The tedium of The Nativity Story, meanwhile, actually makes me wish Mel Gibson had dibs on the Biblical chestnut: Jesus being born probably doesn't tickle his spirit as much as Jesus being torn to shreds, but, hey, at least there's Herod's massacre. (Gibson was busy spreading the Passion all over the Mayans -- more on that next week.) Catherine Hardwicke, the Thirteen filmmaker, directed it as a series of tasteful, stultifying reverent postcards, shorn of life, awe, mystery; Oscar Isaac is not bad as Joseph, and Shohreh Aghdashloo is a pleasure to see (and listen to) in any picture, but Ciaran Hinds' evil King is his Caesar from Rome warmed-over and, more disastrously, Keisha Castle-Hughes' teenage Mary is a dutiful, unsmiling drone with barely enough energy to bite her lower lip when the angel Gabriel appears to her.
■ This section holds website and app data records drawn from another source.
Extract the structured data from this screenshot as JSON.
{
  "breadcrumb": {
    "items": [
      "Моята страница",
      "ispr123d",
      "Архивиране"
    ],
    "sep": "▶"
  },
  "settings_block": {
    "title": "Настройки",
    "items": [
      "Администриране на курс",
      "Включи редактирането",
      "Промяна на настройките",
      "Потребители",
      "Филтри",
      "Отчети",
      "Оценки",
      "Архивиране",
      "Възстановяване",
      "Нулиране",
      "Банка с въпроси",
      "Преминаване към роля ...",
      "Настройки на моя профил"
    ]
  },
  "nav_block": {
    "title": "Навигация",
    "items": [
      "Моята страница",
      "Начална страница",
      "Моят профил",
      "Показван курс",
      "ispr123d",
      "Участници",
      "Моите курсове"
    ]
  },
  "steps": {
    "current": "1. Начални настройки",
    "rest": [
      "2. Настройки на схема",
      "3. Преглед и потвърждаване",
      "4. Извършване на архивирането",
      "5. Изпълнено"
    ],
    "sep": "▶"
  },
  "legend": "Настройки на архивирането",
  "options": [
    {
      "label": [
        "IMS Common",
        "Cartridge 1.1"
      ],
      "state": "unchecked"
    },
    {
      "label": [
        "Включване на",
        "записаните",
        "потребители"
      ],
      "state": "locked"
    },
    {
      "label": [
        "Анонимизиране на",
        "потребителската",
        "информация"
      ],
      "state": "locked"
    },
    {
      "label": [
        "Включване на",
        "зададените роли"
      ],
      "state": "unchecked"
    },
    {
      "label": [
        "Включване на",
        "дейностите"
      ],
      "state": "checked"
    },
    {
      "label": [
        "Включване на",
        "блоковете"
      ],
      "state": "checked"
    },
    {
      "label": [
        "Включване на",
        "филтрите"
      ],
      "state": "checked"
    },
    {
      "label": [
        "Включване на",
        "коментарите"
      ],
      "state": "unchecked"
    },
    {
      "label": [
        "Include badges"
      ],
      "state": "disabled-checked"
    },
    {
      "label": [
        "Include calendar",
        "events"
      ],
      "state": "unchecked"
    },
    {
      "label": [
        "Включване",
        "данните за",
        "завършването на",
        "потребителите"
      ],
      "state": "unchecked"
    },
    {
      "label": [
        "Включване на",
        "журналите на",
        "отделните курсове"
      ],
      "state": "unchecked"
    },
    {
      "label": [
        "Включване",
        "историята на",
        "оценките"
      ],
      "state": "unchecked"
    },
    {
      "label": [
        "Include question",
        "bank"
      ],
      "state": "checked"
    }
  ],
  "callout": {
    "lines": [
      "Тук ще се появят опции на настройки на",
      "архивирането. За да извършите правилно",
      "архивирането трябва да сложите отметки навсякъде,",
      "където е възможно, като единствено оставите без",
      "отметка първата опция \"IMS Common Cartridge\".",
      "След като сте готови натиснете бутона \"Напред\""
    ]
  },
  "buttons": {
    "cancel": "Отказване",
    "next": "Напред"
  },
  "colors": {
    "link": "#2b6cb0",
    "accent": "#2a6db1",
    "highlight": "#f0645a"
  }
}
Lack of imagination is a cardinal sin in cinema, a sin linking the piety of The Nativity Story to the decadence of John Stockwell's Turistas, where the noxious cliché of Brazil as a paradisiacal pussy-buffet is compounded with shoddy, neo-colonialist anxiety without the benefit of the implicating critique of Wolf Creek or even Hostel. Seemingly perched on opposite sides of the moral spectrum, both movies traffic equally on shameless pandering; accordingly, both provide dispiriting experiences.
Reviewed December 5, 2006.